- **Problem to solve**:
Going through the data below, copy out each line where the word "Extrude" shows up.

Data entries
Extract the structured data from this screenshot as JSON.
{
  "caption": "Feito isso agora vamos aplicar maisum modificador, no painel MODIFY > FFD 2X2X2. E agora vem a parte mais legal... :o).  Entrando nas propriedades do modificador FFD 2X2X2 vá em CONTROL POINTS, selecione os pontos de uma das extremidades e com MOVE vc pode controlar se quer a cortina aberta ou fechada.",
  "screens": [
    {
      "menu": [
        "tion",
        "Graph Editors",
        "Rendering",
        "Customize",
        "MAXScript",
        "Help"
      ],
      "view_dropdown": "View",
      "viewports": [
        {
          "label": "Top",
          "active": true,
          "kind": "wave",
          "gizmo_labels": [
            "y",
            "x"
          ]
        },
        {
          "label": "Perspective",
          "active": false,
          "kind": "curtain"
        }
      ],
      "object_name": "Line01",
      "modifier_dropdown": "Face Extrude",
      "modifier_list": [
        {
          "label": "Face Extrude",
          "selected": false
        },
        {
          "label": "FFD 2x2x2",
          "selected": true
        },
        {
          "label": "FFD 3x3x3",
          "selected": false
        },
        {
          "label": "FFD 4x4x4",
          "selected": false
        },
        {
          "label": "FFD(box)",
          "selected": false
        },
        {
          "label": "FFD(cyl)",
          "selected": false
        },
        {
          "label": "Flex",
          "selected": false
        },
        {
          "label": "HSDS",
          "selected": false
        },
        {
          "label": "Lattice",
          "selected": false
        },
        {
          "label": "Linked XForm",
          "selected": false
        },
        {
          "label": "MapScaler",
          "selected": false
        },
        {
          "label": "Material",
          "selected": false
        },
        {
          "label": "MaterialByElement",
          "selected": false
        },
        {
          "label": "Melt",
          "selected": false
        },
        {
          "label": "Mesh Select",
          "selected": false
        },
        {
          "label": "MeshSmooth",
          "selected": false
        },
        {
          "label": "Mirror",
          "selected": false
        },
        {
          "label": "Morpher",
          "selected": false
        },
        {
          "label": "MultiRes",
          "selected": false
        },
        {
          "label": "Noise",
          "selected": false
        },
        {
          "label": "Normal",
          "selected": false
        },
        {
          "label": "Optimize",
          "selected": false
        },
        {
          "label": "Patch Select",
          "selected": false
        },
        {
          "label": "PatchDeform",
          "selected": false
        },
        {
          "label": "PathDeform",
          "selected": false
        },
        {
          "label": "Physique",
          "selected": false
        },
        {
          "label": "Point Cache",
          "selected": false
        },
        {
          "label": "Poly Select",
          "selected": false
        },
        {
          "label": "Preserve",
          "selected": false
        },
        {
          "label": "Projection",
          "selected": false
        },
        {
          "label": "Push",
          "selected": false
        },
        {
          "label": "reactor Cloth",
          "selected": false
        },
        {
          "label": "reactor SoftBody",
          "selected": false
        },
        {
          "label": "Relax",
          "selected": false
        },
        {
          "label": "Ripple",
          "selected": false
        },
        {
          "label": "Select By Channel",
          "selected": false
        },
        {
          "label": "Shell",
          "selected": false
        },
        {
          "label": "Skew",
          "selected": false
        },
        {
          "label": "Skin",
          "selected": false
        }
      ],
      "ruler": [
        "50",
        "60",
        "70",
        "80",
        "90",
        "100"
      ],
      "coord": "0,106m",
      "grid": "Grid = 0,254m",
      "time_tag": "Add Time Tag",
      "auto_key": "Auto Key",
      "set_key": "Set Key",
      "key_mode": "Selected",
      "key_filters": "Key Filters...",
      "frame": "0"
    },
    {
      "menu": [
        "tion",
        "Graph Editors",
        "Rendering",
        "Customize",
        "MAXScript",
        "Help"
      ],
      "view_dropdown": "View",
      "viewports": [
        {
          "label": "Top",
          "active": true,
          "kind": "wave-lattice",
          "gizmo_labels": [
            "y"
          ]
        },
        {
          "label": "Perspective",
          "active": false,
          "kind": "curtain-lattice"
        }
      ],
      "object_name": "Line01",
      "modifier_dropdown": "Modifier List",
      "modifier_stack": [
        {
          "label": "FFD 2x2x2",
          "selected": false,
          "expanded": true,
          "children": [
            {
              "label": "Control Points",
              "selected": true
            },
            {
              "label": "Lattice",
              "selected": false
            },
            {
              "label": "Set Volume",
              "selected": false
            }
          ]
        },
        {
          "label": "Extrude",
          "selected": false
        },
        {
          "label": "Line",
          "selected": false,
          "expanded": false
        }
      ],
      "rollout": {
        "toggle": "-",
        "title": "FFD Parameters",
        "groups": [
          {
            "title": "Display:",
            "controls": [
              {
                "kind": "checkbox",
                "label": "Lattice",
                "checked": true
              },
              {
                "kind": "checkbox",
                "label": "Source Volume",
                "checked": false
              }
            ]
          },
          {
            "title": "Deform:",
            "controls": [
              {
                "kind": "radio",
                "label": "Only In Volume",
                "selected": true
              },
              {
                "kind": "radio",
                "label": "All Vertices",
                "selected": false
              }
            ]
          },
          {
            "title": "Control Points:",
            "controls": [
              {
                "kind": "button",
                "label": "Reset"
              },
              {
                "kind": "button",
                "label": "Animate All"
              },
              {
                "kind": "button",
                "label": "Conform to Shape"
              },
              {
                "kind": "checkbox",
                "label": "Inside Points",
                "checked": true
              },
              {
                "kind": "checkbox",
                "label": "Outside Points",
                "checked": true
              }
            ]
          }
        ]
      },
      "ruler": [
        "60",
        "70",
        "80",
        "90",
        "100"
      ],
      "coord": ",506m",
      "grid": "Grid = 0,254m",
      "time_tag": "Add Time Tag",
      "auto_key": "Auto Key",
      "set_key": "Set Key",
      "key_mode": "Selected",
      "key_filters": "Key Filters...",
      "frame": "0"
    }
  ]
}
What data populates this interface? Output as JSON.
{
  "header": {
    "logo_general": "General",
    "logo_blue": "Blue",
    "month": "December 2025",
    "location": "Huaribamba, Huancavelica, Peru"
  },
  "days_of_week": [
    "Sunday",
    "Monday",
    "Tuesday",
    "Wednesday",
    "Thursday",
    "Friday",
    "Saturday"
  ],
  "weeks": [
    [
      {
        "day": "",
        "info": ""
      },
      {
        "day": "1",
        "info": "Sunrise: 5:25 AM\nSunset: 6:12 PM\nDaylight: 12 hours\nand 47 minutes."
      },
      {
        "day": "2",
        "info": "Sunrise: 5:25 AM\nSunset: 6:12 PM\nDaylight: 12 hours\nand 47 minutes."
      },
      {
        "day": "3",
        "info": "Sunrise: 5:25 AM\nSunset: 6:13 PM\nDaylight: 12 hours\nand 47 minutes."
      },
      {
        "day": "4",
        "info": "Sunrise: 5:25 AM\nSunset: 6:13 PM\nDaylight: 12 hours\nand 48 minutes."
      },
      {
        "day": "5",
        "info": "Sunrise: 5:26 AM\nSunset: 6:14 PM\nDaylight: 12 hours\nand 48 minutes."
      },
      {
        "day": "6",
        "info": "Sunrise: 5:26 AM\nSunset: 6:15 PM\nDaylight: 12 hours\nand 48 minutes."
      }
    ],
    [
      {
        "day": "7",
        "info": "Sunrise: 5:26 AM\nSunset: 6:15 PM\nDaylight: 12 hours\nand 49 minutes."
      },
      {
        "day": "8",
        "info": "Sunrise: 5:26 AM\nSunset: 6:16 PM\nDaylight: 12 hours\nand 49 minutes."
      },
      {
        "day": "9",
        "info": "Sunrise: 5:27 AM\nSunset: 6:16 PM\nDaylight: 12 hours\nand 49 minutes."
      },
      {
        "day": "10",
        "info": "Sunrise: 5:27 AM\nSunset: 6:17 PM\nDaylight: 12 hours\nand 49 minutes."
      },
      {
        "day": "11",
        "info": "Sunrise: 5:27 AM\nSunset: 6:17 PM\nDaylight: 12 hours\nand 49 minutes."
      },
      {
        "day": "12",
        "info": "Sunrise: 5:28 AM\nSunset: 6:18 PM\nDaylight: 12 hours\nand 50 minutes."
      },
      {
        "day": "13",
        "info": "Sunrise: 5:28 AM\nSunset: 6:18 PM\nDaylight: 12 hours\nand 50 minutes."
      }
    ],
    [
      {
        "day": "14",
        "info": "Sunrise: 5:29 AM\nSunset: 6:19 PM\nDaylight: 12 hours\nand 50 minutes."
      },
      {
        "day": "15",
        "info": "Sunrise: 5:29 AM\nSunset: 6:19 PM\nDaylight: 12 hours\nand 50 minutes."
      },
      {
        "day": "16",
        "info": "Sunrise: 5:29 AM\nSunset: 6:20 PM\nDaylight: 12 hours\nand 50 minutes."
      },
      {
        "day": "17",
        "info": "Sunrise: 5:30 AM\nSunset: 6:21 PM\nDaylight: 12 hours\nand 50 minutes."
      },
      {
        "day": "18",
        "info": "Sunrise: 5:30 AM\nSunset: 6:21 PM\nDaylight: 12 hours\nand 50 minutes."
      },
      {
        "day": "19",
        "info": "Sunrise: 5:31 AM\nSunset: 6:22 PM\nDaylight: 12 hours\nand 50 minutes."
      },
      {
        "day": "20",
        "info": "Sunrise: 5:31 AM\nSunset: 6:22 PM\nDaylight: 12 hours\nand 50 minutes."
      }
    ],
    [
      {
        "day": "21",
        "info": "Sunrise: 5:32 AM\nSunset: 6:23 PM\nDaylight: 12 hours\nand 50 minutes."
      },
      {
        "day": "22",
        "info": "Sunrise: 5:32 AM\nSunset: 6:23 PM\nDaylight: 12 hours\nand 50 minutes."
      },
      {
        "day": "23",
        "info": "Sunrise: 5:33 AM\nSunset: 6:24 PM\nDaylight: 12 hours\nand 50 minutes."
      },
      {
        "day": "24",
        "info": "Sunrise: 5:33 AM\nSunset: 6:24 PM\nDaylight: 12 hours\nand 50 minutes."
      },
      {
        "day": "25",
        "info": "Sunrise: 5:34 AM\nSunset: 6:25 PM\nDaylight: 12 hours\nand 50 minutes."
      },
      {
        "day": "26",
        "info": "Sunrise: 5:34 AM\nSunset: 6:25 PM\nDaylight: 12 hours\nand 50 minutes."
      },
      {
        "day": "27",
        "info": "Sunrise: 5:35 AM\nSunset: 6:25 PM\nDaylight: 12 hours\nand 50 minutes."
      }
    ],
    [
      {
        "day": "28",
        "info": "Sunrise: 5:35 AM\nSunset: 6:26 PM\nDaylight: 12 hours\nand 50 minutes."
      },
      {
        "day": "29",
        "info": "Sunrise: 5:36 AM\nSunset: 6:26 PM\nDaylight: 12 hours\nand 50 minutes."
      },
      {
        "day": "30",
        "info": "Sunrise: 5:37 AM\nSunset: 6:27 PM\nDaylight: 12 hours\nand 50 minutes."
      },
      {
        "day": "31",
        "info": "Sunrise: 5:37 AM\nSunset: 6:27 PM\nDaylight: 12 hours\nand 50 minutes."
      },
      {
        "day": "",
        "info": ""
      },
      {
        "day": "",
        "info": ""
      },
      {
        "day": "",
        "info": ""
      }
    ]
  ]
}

- **Answer to this exercise**:
      "modifier_dropdown": "Face Extrude",
          "label": "Face Extrude",
          "label": "Extrude",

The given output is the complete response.